▶ _WORK TO COMPLETE_:
Return the full set of entries below exactly, leaving every image out.

▶ _DATASET EXTRACT_:
__________

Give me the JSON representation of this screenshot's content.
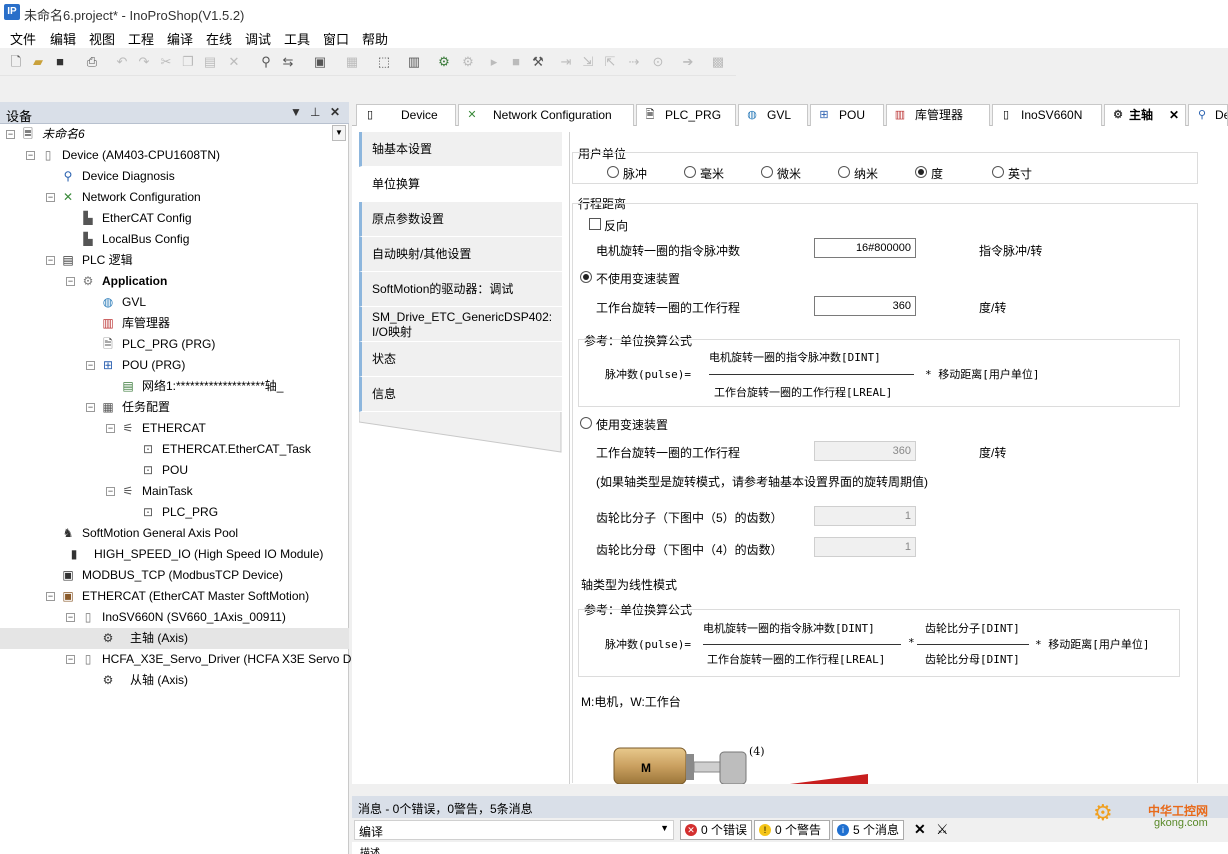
{
  "window": {
    "title": "未命名6.project* - InoProShop(V1.5.2)"
  },
  "menu": [
    "文件",
    "编辑",
    "视图",
    "工程",
    "编译",
    "在线",
    "调试",
    "工具",
    "窗口",
    "帮助"
  ],
  "devices_panel": {
    "title": "设备",
    "tree": [
      {
        "label": "未命名6"
      },
      {
        "label": "Device (AM403-CPU1608TN)"
      },
      {
        "label": "Device Diagnosis"
      },
      {
        "label": "Network Configuration"
      },
      {
        "label": "EtherCAT Config"
      },
      {
        "label": "LocalBus Config"
      },
      {
        "label": "PLC 逻辑"
      },
      {
        "label": "Application"
      },
      {
        "label": "GVL"
      },
      {
        "label": "库管理器"
      },
      {
        "label": "PLC_PRG (PRG)"
      },
      {
        "label": "POU (PRG)"
      },
      {
        "label": "网络1:*******************轴_"
      },
      {
        "label": "任务配置"
      },
      {
        "label": "ETHERCAT"
      },
      {
        "label": "ETHERCAT.EtherCAT_Task"
      },
      {
        "label": "POU"
      },
      {
        "label": "MainTask"
      },
      {
        "label": "PLC_PRG"
      },
      {
        "label": "SoftMotion General Axis Pool"
      },
      {
        "label": "HIGH_SPEED_IO (High Speed IO Module)"
      },
      {
        "label": "MODBUS_TCP (ModbusTCP Device)"
      },
      {
        "label": "ETHERCAT (EtherCAT Master SoftMotion)"
      },
      {
        "label": "InoSV660N (SV660_1Axis_00911)"
      },
      {
        "label": "主轴 (Axis)"
      },
      {
        "label": "HCFA_X3E_Servo_Driver (HCFA X3E Servo Driver)"
      },
      {
        "label": "从轴 (Axis)"
      }
    ]
  },
  "tabs": [
    "Device",
    "Network Configuration",
    "PLC_PRG",
    "GVL",
    "POU",
    "库管理器",
    "InoSV660N",
    "主轴",
    "De"
  ],
  "axis_nav": [
    "轴基本设置",
    "单位换算",
    "原点参数设置",
    "自动映射/其他设置",
    "SoftMotion的驱动器：调试",
    "SM_Drive_ETC_GenericDSP402: I/O映射",
    "状态",
    "信息"
  ],
  "units": {
    "title": "用户单位",
    "options": [
      "脉冲",
      "毫米",
      "微米",
      "纳米",
      "度",
      "英寸"
    ],
    "selected": "度"
  },
  "travel": {
    "title": "行程距离",
    "reverse_label": "反向",
    "motor_pulses_label": "电机旋转一圈的指令脉冲数",
    "motor_pulses_value": "16#800000",
    "motor_pulses_unit": "指令脉冲/转",
    "no_gear_label": "不使用变速装置",
    "table_travel_label": "工作台旋转一圈的工作行程",
    "table_travel_value": "360",
    "table_travel_unit": "度/转",
    "ref_title": "参考：单位换算公式",
    "formula_lhs": "脉冲数(pulse)=",
    "formula_num": "电机旋转一圈的指令脉冲数[DINT]",
    "formula_den": "工作台旋转一圈的工作行程[LREAL]",
    "formula_rhs": "* 移动距离[用户单位]",
    "gear_label": "使用变速装置",
    "gear_travel_label": "工作台旋转一圈的工作行程",
    "gear_travel_value": "360",
    "gear_travel_unit": "度/转",
    "gear_note": "(如果轴类型是旋转模式，请参考轴基本设置界面的旋转周期值)",
    "gear_num_label": "齿轮比分子（下图中（5）的齿数）",
    "gear_num_value": "1",
    "gear_den_label": "齿轮比分母（下图中（4）的齿数）",
    "gear_den_value": "1",
    "linear_title": "轴类型为线性模式",
    "ref2_title": "参考：单位换算公式",
    "f2_lhs": "脉冲数(pulse)=",
    "f2_num": "电机旋转一圈的指令脉冲数[DINT]",
    "f2_den": "工作台旋转一圈的工作行程[LREAL]",
    "f2_mul": "*",
    "f2_gnum": "齿轮比分子[DINT]",
    "f2_gden": "齿轮比分母[DINT]",
    "f2_rhs": "* 移动距离[用户单位]",
    "legend": "M:电机，W:工作台",
    "diagram_motor": "M",
    "diagram_gear": "(4)"
  },
  "messages": {
    "header": "消息 - 0个错误，0警告，5条消息",
    "category": "编译",
    "errors": "0 个错误",
    "warnings": "0 个警告",
    "infos": "5 个消息",
    "desc_col": "描述"
  },
  "watermark": {
    "line1": "中华工控网",
    "line2": "gkong.com"
  }
}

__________

▶ _WRITTEN ANSWER_:
Give me the JSON representation of this screenshot's content.
{
  "window": {
    "title": "未命名6.project* - InoProShop(V1.5.2)"
  },
  "menu": [
    "文件",
    "编辑",
    "视图",
    "工程",
    "编译",
    "在线",
    "调试",
    "工具",
    "窗口",
    "帮助"
  ],
  "devices_panel": {
    "title": "设备",
    "tree": [
      {
        "label": "未命名6"
      },
      {
        "label": "Device (AM403-CPU1608TN)"
      },
      {
        "label": "Device Diagnosis"
      },
      {
        "label": "Network Configuration"
      },
      {
        "label": "EtherCAT Config"
      },
      {
        "label": "LocalBus Config"
      },
      {
        "label": "PLC 逻辑"
      },
      {
        "label": "Application"
      },
      {
        "label": "GVL"
      },
      {
        "label": "库管理器"
      },
      {
        "label": "PLC_PRG (PRG)"
      },
      {
        "label": "POU (PRG)"
      },
      {
        "label": "网络1:*******************轴_"
      },
      {
        "label": "任务配置"
      },
      {
        "label": "ETHERCAT"
      },
      {
        "label": "ETHERCAT.EtherCAT_Task"
      },
      {
        "label": "POU"
      },
      {
        "label": "MainTask"
      },
      {
        "label": "PLC_PRG"
      },
      {
        "label": "SoftMotion General Axis Pool"
      },
      {
        "label": "HIGH_SPEED_IO (High Speed IO Module)"
      },
      {
        "label": "MODBUS_TCP (ModbusTCP Device)"
      },
      {
        "label": "ETHERCAT (EtherCAT Master SoftMotion)"
      },
      {
        "label": "InoSV660N (SV660_1Axis_00911)"
      },
      {
        "label": "主轴 (Axis)"
      },
      {
        "label": "HCFA_X3E_Servo_Driver (HCFA X3E Servo Driver)"
      },
      {
        "label": "从轴 (Axis)"
      }
    ]
  },
  "tabs": [
    "Device",
    "Network Configuration",
    "PLC_PRG",
    "GVL",
    "POU",
    "库管理器",
    "InoSV660N",
    "主轴",
    "De"
  ],
  "axis_nav": [
    "轴基本设置",
    "单位换算",
    "原点参数设置",
    "自动映射/其他设置",
    "SoftMotion的驱动器：调试",
    "SM_Drive_ETC_GenericDSP402: I/O映射",
    "状态",
    "信息"
  ],
  "units": {
    "title": "用户单位",
    "options": [
      "脉冲",
      "毫米",
      "微米",
      "纳米",
      "度",
      "英寸"
    ],
    "selected": "度"
  },
  "travel": {
    "title": "行程距离",
    "reverse_label": "反向",
    "motor_pulses_label": "电机旋转一圈的指令脉冲数",
    "motor_pulses_value": "16#800000",
    "motor_pulses_unit": "指令脉冲/转",
    "no_gear_label": "不使用变速装置",
    "table_travel_label": "工作台旋转一圈的工作行程",
    "table_travel_value": "360",
    "table_travel_unit": "度/转",
    "ref_title": "参考：单位换算公式",
    "formula_lhs": "脉冲数(pulse)=",
    "formula_num": "电机旋转一圈的指令脉冲数[DINT]",
    "formula_den": "工作台旋转一圈的工作行程[LREAL]",
    "formula_rhs": "* 移动距离[用户单位]",
    "gear_label": "使用变速装置",
    "gear_travel_label": "工作台旋转一圈的工作行程",
    "gear_travel_value": "360",
    "gear_travel_unit": "度/转",
    "gear_note": "(如果轴类型是旋转模式，请参考轴基本设置界面的旋转周期值)",
    "gear_num_label": "齿轮比分子（下图中（5）的齿数）",
    "gear_num_value": "1",
    "gear_den_label": "齿轮比分母（下图中（4）的齿数）",
    "gear_den_value": "1",
    "linear_title": "轴类型为线性模式",
    "ref2_title": "参考：单位换算公式",
    "f2_lhs": "脉冲数(pulse)=",
    "f2_num": "电机旋转一圈的指令脉冲数[DINT]",
    "f2_den": "工作台旋转一圈的工作行程[LREAL]",
    "f2_mul": "*",
    "f2_gnum": "齿轮比分子[DINT]",
    "f2_gden": "齿轮比分母[DINT]",
    "f2_rhs": "* 移动距离[用户单位]",
    "legend": "M:电机，W:工作台",
    "diagram_motor": "M",
    "diagram_gear": "(4)"
  },
  "messages": {
    "header": "消息 - 0个错误，0警告，5条消息",
    "category": "编译",
    "errors": "0 个错误",
    "warnings": "0 个警告",
    "infos": "5 个消息",
    "desc_col": "描述"
  },
  "watermark": {
    "line1": "中华工控网",
    "line2": "gkong.com"
  }
}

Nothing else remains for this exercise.